Paving the way towards lifting the trade embargo, the U.S. and Cuban governments signed an agreement on Tuesday allowing scheduled flights between the two nations, easing restrictions, boosting tourism, and improving relations between the two nations.
The officials of two former Cold War rivals had announced in December 2015 that they would add scheduled commercial airline service to the current charter flights. The signing ceremony in Havana formalized the aviation announcement. U.S. Transportation Secretary Anthony Foxx said in a statement,
“We are excited to announce the availability of new scheduled air service opportunities to Cuba for U.S. carriers, shippers, and the traveling public, and we will conduct this proceeding in a manner designed to maximize public benefits,”

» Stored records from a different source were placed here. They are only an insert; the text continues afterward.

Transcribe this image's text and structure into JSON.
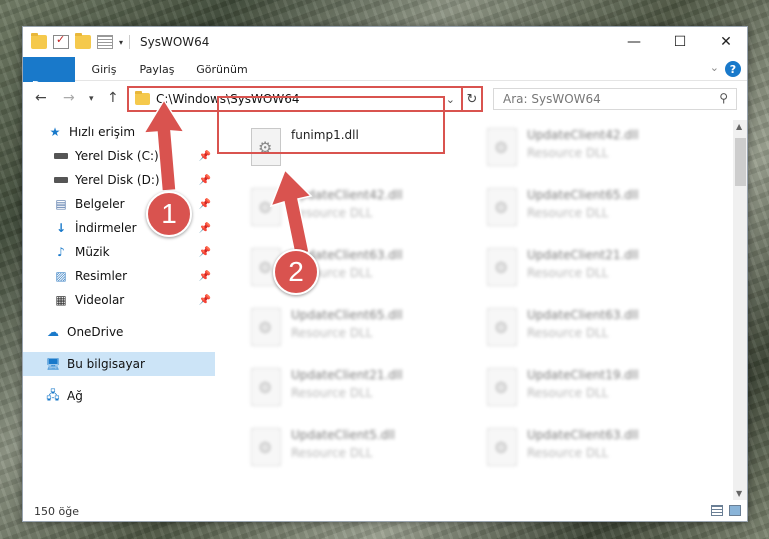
{
  "window": {
    "title": "SysWOW64",
    "minimize": "—",
    "maximize": "☐",
    "close": "✕"
  },
  "ribbon": {
    "tabs": [
      "Dosya",
      "Giriş",
      "Paylaş",
      "Görünüm"
    ],
    "help": "?"
  },
  "address": {
    "path": "C:\\Windows\\SysWOW64",
    "search_placeholder": "Ara: SysWOW64"
  },
  "nav": {
    "quick_access": "Hızlı erişim",
    "items": [
      "Yerel Disk (C:)",
      "Yerel Disk (D:)",
      "Belgeler",
      "İndirmeler",
      "Müzik",
      "Resimler",
      "Videolar"
    ],
    "onedrive": "OneDrive",
    "this_pc": "Bu bilgisayar",
    "network": "Ağ"
  },
  "files": [
    {
      "name": "funimp1.dll",
      "type": ""
    },
    {
      "name": "UpdateClient42.dll",
      "type": "Resource DLL"
    },
    {
      "name": "UpdateClient42.dll",
      "type": "Resource DLL"
    },
    {
      "name": "UpdateClient65.dll",
      "type": "Resource DLL"
    },
    {
      "name": "UpdateClient63.dll",
      "type": "Resource DLL"
    },
    {
      "name": "UpdateClient21.dll",
      "type": "Resource DLL"
    },
    {
      "name": "UpdateClient65.dll",
      "type": "Resource DLL"
    },
    {
      "name": "UpdateClient63.dll",
      "type": "Resource DLL"
    },
    {
      "name": "UpdateClient21.dll",
      "type": "Resource DLL"
    },
    {
      "name": "UpdateClient19.dll",
      "type": "Resource DLL"
    },
    {
      "name": "UpdateClient5.dll",
      "type": "Resource DLL"
    },
    {
      "name": "UpdateClient63.dll",
      "type": "Resource DLL"
    }
  ],
  "status": {
    "count": "150 öğe"
  },
  "callouts": [
    "1",
    "2"
  ],
  "colors": {
    "accent": "#1979ca",
    "highlight": "#d9534f",
    "selection": "#cce4f7"
  }
}
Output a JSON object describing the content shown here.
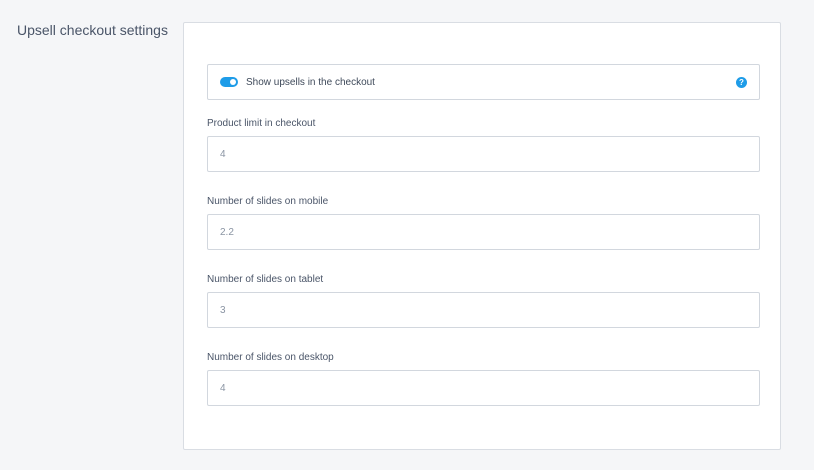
{
  "section": {
    "title": "Upsell checkout settings"
  },
  "toggle": {
    "label": "Show upsells in the checkout",
    "enabled": true,
    "help_icon": "question-circle-icon",
    "accent_color": "#1e9ce8"
  },
  "fields": {
    "product_limit": {
      "label": "Product limit in checkout",
      "value": "4"
    },
    "slides_mobile": {
      "label": "Number of slides on mobile",
      "value": "2.2"
    },
    "slides_tablet": {
      "label": "Number of slides on tablet",
      "value": "3"
    },
    "slides_desktop": {
      "label": "Number of slides on desktop",
      "value": "4"
    }
  }
}
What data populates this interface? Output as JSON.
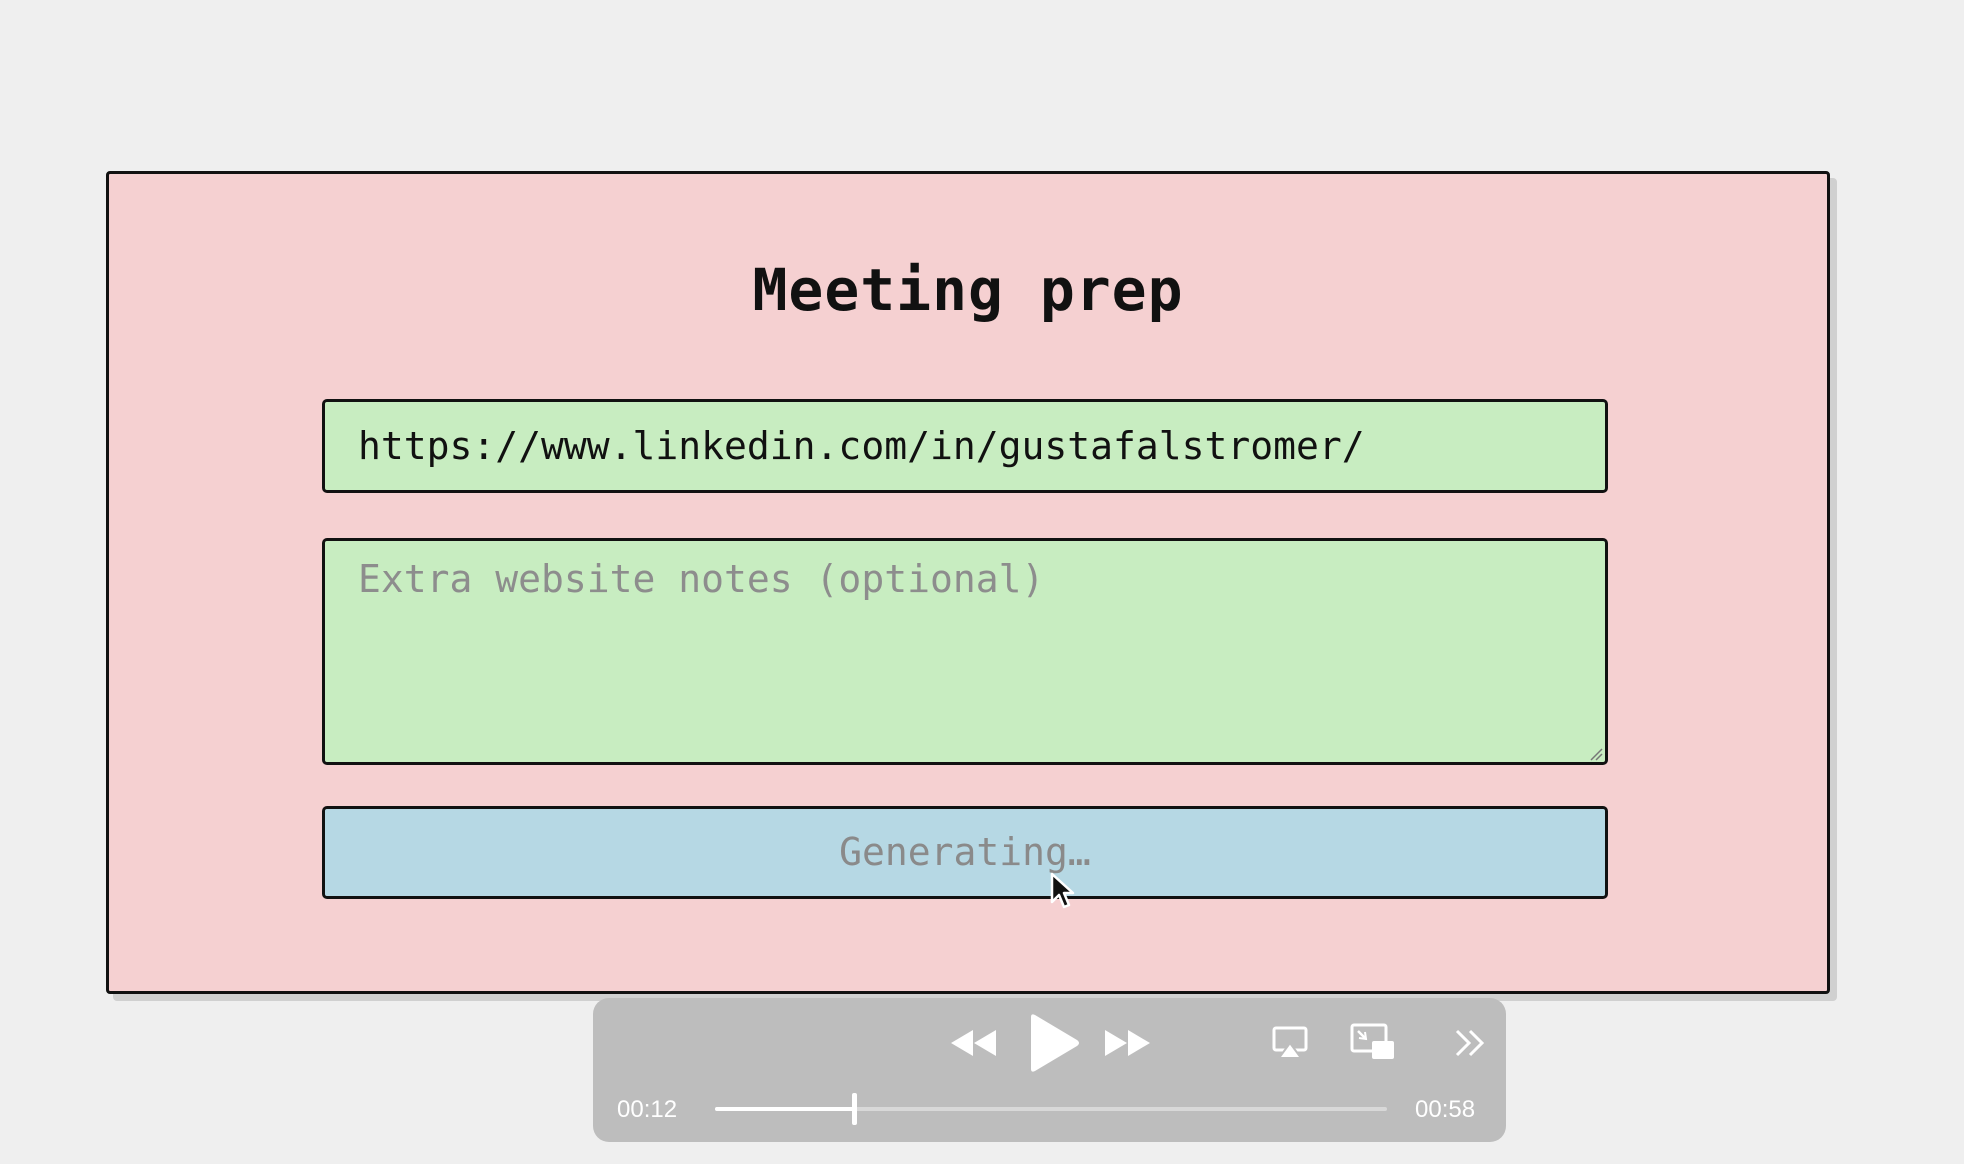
{
  "card": {
    "title": "Meeting prep",
    "url_value": "https://www.linkedin.com/in/gustafalstromer/",
    "notes_placeholder": "Extra website notes (optional)",
    "button_label": "Generating…"
  },
  "player": {
    "current_time": "00:12",
    "total_time": "00:58",
    "progress": 0.207,
    "icons": [
      "rewind-icon",
      "play-icon",
      "fast-forward-icon",
      "airplay-icon",
      "picture-in-picture-icon",
      "more-icon"
    ]
  },
  "colors": {
    "card_bg": "#f5d0d1",
    "field_bg": "#c8edc1",
    "button_bg": "#b6d8e4",
    "page_bg": "#efefef",
    "player_bg": "#bdbdbd"
  }
}
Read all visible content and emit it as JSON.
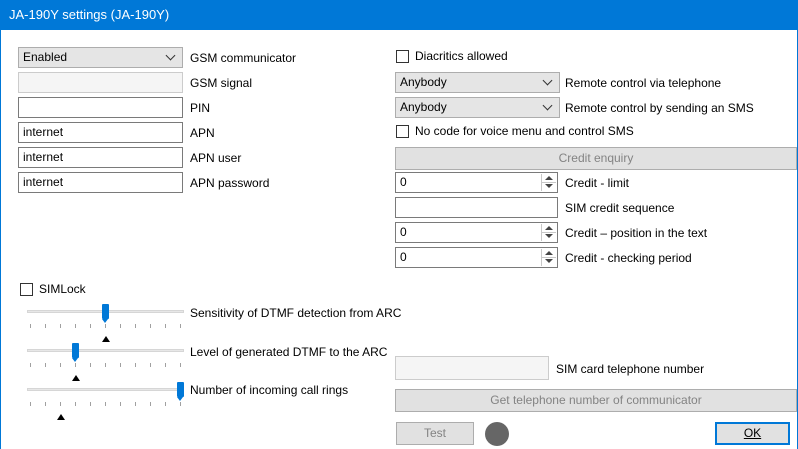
{
  "window": {
    "title": "JA-190Y settings (JA-190Y)"
  },
  "left": {
    "gsm_communicator": {
      "value": "Enabled",
      "label": "GSM communicator"
    },
    "gsm_signal": {
      "value": "",
      "label": "GSM signal"
    },
    "pin": {
      "value": "",
      "label": "PIN"
    },
    "apn": {
      "value": "internet",
      "label": "APN"
    },
    "apn_user": {
      "value": "internet",
      "label": "APN user"
    },
    "apn_password": {
      "value": "internet",
      "label": "APN password"
    },
    "simlock": {
      "label": "SIMLock",
      "checked": false
    },
    "sliders": [
      {
        "label": "Sensitivity of DTMF detection from ARC",
        "level": 0.5,
        "default": 0.5
      },
      {
        "label": "Level of generated DTMF to the ARC",
        "level": 0.3,
        "default": 0.3
      },
      {
        "label": "Number of incoming call rings",
        "level": 1.0,
        "default": 0.2
      }
    ]
  },
  "right": {
    "diacritics": {
      "label": "Diacritics allowed",
      "checked": false
    },
    "remote_tel": {
      "value": "Anybody",
      "label": "Remote control via telephone"
    },
    "remote_sms": {
      "value": "Anybody",
      "label": "Remote control by sending an SMS"
    },
    "no_code": {
      "label": "No code for voice menu and control SMS",
      "checked": false
    },
    "credit_enquiry": "Credit enquiry",
    "credit_limit": {
      "value": "0",
      "label": "Credit - limit"
    },
    "sim_credit_sequence": {
      "value": "",
      "label": "SIM credit sequence"
    },
    "credit_position": {
      "value": "0",
      "label": "Credit – position in the text"
    },
    "credit_period": {
      "value": "0",
      "label": "Credit - checking period"
    },
    "sim_phone": {
      "value": "",
      "label": "SIM card telephone number"
    },
    "get_phone_button": "Get telephone number of communicator"
  },
  "footer": {
    "test_button": "Test",
    "ok_button": "OK"
  },
  "colors": {
    "accent": "#0078d7",
    "led": "#666666",
    "disabled_text": "#838383"
  }
}
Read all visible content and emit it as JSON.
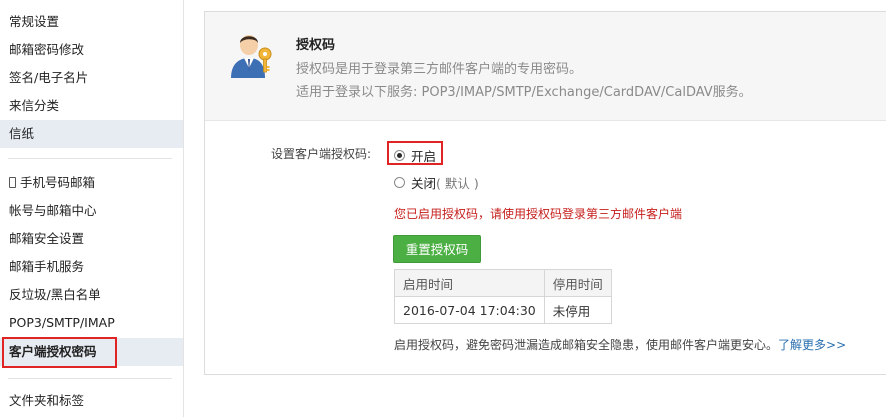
{
  "sidebar": {
    "items": [
      {
        "label": "常规设置"
      },
      {
        "label": "邮箱密码修改"
      },
      {
        "label": "签名/电子名片"
      },
      {
        "label": "来信分类"
      },
      {
        "label": "信纸"
      },
      {
        "label": "手机号码邮箱"
      },
      {
        "label": "帐号与邮箱中心"
      },
      {
        "label": "邮箱安全设置"
      },
      {
        "label": "邮箱手机服务"
      },
      {
        "label": "反垃圾/黑白名单"
      },
      {
        "label": "POP3/SMTP/IMAP"
      },
      {
        "label": "客户端授权密码"
      },
      {
        "label": "文件夹和标签"
      }
    ]
  },
  "header": {
    "title": "授权码",
    "desc1": "授权码是用于登录第三方邮件客户端的专用密码。",
    "desc2": "适用于登录以下服务: POP3/IMAP/SMTP/Exchange/CardDAV/CalDAV服务。"
  },
  "setting": {
    "label": "设置客户端授权码:",
    "option_on": "开启",
    "option_off": "关闭",
    "option_off_note": "( 默认 )",
    "selected": "开启"
  },
  "warning": "您已启用授权码，请使用授权码登录第三方邮件客户端",
  "reset_button": "重置授权码",
  "table": {
    "headers": [
      "启用时间",
      "停用时间"
    ],
    "rows": [
      [
        "2016-07-04 17:04:30",
        "未停用"
      ]
    ]
  },
  "footer": {
    "text": "启用授权码，避免密码泄漏造成邮箱安全隐患，使用邮件客户端更安心。",
    "link": "了解更多>>"
  },
  "colors": {
    "accent_green": "#4caf44",
    "warning_red": "#c6201d",
    "highlight_box": "#e02424",
    "link_blue": "#2a6fb0",
    "sidebar_active": "#e7ecf2"
  }
}
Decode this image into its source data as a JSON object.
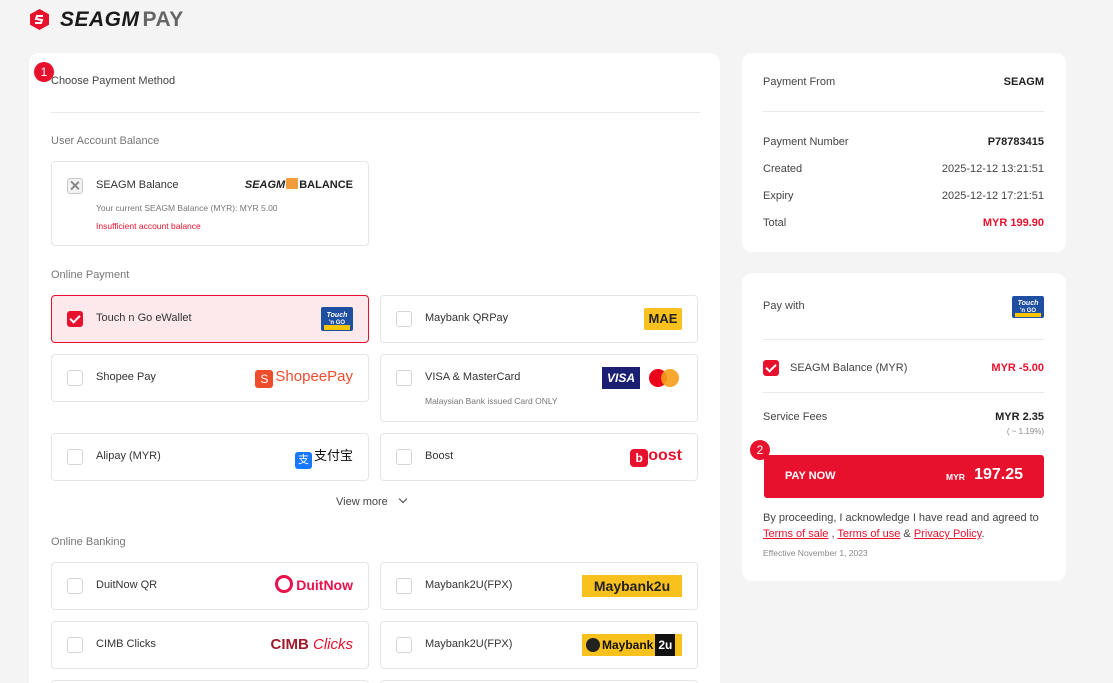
{
  "header": {
    "brand": "SEAGM",
    "pay": "PAY"
  },
  "steps": [
    "1",
    "2"
  ],
  "method": {
    "title": "Choose Payment Method",
    "account_section": "User Account Balance",
    "balance": {
      "label": "SEAGM Balance",
      "logo_brand": "SEAGM",
      "logo_word": "BALANCE",
      "note": "Your current SEAGM Balance (MYR): MYR 5.00",
      "error": "Insufficient account balance"
    },
    "online_section": "Online Payment",
    "online": [
      {
        "label": "Touch n Go eWallet",
        "selected": true,
        "logo": "tng-logo"
      },
      {
        "label": "Maybank QRPay",
        "selected": false,
        "logo": "mae-logo",
        "logo_text": "MAE"
      },
      {
        "label": "Shopee Pay",
        "selected": false,
        "logo": "shopeepay-logo",
        "logo_text": "ShopeePay"
      },
      {
        "label": "VISA & MasterCard",
        "selected": false,
        "logo": "visa-mastercard-logo",
        "logo_text": "VISA",
        "note": "Malaysian Bank issued Card ONLY"
      },
      {
        "label": "Alipay (MYR)",
        "selected": false,
        "logo": "alipay-logo",
        "logo_text": "支付宝"
      },
      {
        "label": "Boost",
        "selected": false,
        "logo": "boost-logo",
        "logo_text": "oost"
      }
    ],
    "view_more": "View more",
    "banking_section": "Online Banking",
    "banking": [
      {
        "label": "DuitNow QR",
        "logo": "duitnow-logo",
        "logo_text": "DuitNow"
      },
      {
        "label": "Maybank2U(FPX)",
        "logo": "maybank2u-logo",
        "logo_text": "Maybank2u"
      },
      {
        "label": "CIMB Clicks",
        "logo": "cimb-clicks-logo",
        "logo_text": "CIMB",
        "logo_text2": "Clicks"
      },
      {
        "label": "Maybank2U(FPX)",
        "logo": "maybank2u-dark-logo",
        "logo_text": "Maybank",
        "logo_text2": "2u"
      }
    ]
  },
  "summary": {
    "payment_from_label": "Payment From",
    "payment_from_value": "SEAGM",
    "number_label": "Payment Number",
    "number_value": "P78783415",
    "created_label": "Created",
    "created_value": "2025-12-12 13:21:51",
    "expiry_label": "Expiry",
    "expiry_value": "2025-12-12 17:21:51",
    "total_label": "Total",
    "total_value": "MYR 199.90"
  },
  "paywith": {
    "title": "Pay with",
    "balance_label": "SEAGM Balance (MYR)",
    "balance_value": "MYR -5.00",
    "fees_label": "Service Fees",
    "fees_value": "MYR 2.35",
    "fees_pct": "( ~ 1.19%)",
    "button_label": "PAY NOW",
    "button_currency": "MYR",
    "button_amount": "197.25",
    "terms_text": "By proceeding, I acknowledge I have read and agreed to",
    "terms_sale": "Terms of sale",
    "terms_use": "Terms of use",
    "privacy": "Privacy Policy",
    "effective": "Effective November 1, 2023"
  },
  "colors": {
    "accent": "#e8112d",
    "background": "#f4f4f4"
  }
}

Until now, charter flights have been making around 100 crossings a week, mostly from Miami, but scheduled airlines were not permitted.
Since President Barack Obama and President Raul Castro agreed to start normalizing relations in December 2014, U.S. travel to Cuba has rocketed. Scheduled flights between the two countries were resumed for the first time in more than five decades while the charter flights that have long served as the only bridge between the United States and Cuba continued after officials of both countries reached a preliminary agreement on Dec. 16.
Right now, the documents are going through a process of being translated and verified, which is expected to take a few more weeks. The U.S. Department of Transportation will issue a notice instructing U.S. air carriers how to submit applications for Cuban routes once the agreement is released.
Up to 110 flights a day will run from the United States to the island, significantly increasing the number of tourists and bring a boost to the economy. Following the announcement, nearly every major U.S. airline said it plans to apply for flights to Cuba.
American Airlines anticipates its Miami hub to play a big role in the return of commercial flights to the island, reported the Miami Herald. American Airlines vice president Howard Kass said, “Miami is very important to us, a big part of our plans. But we’ll also be applying for other U.S. gateways.”
JetBlue, Delta, United, and Spirit Airlines also confirmed that they are planning to join in and looking forward to gain approval for several routes between the nation. Southwest Airlines and Alaska Airlines have taken a more cautious line and are in two minds as to whether apply for the routes or not.
Americans still cannot visit Cuba as tourists. But since the re-establishment of diplomatic relations between Barack Obama and Raúl Castro in December 2014, thousands of Americans have visited the island under a series of “specialist” tours for religious, cultural, journalistic, or educational purposes. “VFR” — visiting friends and relatives — is another popular category of travel.
Obama is known to be keen to visit the island before the end of his presidency, which would make him the first serving president to visit since Calvin Coolidge in 1928.
U.S. deputy assistant secretary for transportation affairs, Thomas Engle, said the deal was proof of an improved relationship between the Cold War foes. An agreement about flights was stalled until now by negotiations over reparations for the 50-year embargo. Both sides feared of their aircraft being seized amid compensation claims. Negotiations over reparations are continuing, but the impasse has evidently been removed. Thomas Engle said, “The Cuban government will give thorough consideration to future requests from the US government to increase this level of service. The two governments reaffirm their commitment to strengthen their already close cooperation in aviation safety and security matters.”
U.S. airlines will have until March 2 to submit applications to the Department of Transportation for the routes they would like to fly, says RTE. The department will make their decision around the middle of March.Twenty flights a day will be permitted to Havana, and 10 daily flights to nine other Cuban airports.
[Photo by Chip Somodevilla/Getty Images]